Economic and geopolitical conditions also present impacts that weren’t seen before: an unparalleled increase in material costs, consequences of global supply chain pressure (like extended delivery times) due to the Ukraine war, Brexit and the COVID-19 pandemic, and increasingly severe weather patterns due to climate change — all of which can impact claim costs and result in business interruption/loss of revenue claims. Ambitious global plans to construct more renewable technology will exert further pressure on labor and supply chains, which may result in more risk and a higher volume of claims. And, as the advancement of known technologies push boundaries, additional unknown risks lie ahead — leaving insurers skeptical.

Emerging technologies have an entirely different set of challenges to contend with. Being newer in nature, limited technical knowledge and risk data exists, making the risks difficult for insurers to assess and quantify. Only theoretical performance can truly be considered; the technologies are unproven in operation and therefore lack reliability. Additionally, there are no assurances as to whether an energy type will be safe or unsafe as the worst-case scenarios have not yet played out or may not have been considered for specific locations. Insurers are likely less to be aware of equipment and replacement philosophies and the associated costs and risks, and may not yet have established quality control measures, approved suppliers or supply chain assessments.

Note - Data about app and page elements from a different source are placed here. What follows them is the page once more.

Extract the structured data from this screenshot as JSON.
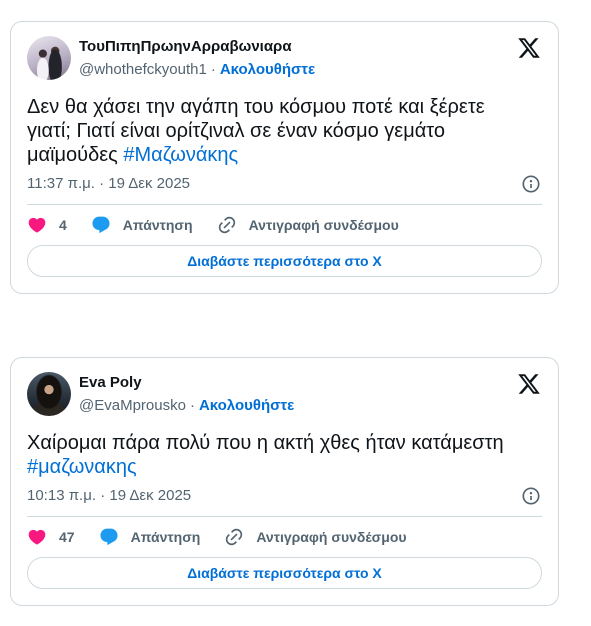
{
  "colors": {
    "text": "#0f1419",
    "secondary": "#536471",
    "link": "#006fd6",
    "border": "#cfd9de",
    "like": "#f91880",
    "reply": "#1d9bf0"
  },
  "icons": {
    "brand": "x-logo-icon",
    "info": "info-icon",
    "like": "heart-icon",
    "reply": "reply-bubble-icon",
    "copy_link": "link-icon"
  },
  "tweets": [
    {
      "author": {
        "name": "ΤουΠιπηΠρωηνΑρραβωνιαρα",
        "handle": "@whothefckyouth1",
        "separator": "·",
        "follow_label": "Ακολουθήστε"
      },
      "text": "Δεν θα χάσει την αγάπη του κόσμου ποτέ και ξέρετε γιατί; Γιατί είναι ορίτζιναλ σε έναν κόσμο γεμάτο μαϊμούδες",
      "hashtag": "#Μαζωνάκης",
      "timestamp": "11:37 π.μ. · 19 Δεκ 2025",
      "actions": {
        "likes": "4",
        "reply_label": "Απάντηση",
        "copy_link_label": "Αντιγραφή συνδέσμου"
      },
      "read_more_label": "Διαβάστε περισσότερα στο X"
    },
    {
      "author": {
        "name": "Eva Poly",
        "handle": "@EvaMprousko",
        "separator": "·",
        "follow_label": "Ακολουθήστε"
      },
      "text": "Χαίρομαι πάρα πολύ που η ακτή χθες ήταν κατάμεστη",
      "hashtag": "#μαζωνακης",
      "timestamp": "10:13 π.μ. · 19 Δεκ 2025",
      "actions": {
        "likes": "47",
        "reply_label": "Απάντηση",
        "copy_link_label": "Αντιγραφή συνδέσμου"
      },
      "read_more_label": "Διαβάστε περισσότερα στο X"
    }
  ]
}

On the claims side, emerging technologies pose challenges with the lack of suitably experienced loss adjusters and experts available for appointment. Newer technologies inherently lack a base of professionals with sufficient industry experience, specialist training and education, and local market/industry knowledge. Emerging types are also more likely to require engaging multi-discipline/multi-national supporting organizations that not only have adjusters, but also forensic engineers, forensic accountants and environmental consultants at the ready.

The bigger picture

If every insurer takes the approach of neglecting to cover renewable risks in this stage, clean energy development will be stunted. One solution might be for large, market-leading insurers with well-performing portfolios to be willing to accept higher risks, that wouldn’t disproportionately sink profits if its performance fluctuates. Once emerging renewables permeate the mainstream insurance market as established types have, and governments provide adequate guidance, we have a much better shot at mitigating harmful impacts on the environment.

Tags: climate, climate change, Energy, environment, environmental, Environmental impact, insurance market, renewable, renewable energy, sustainability, sustainable, wind power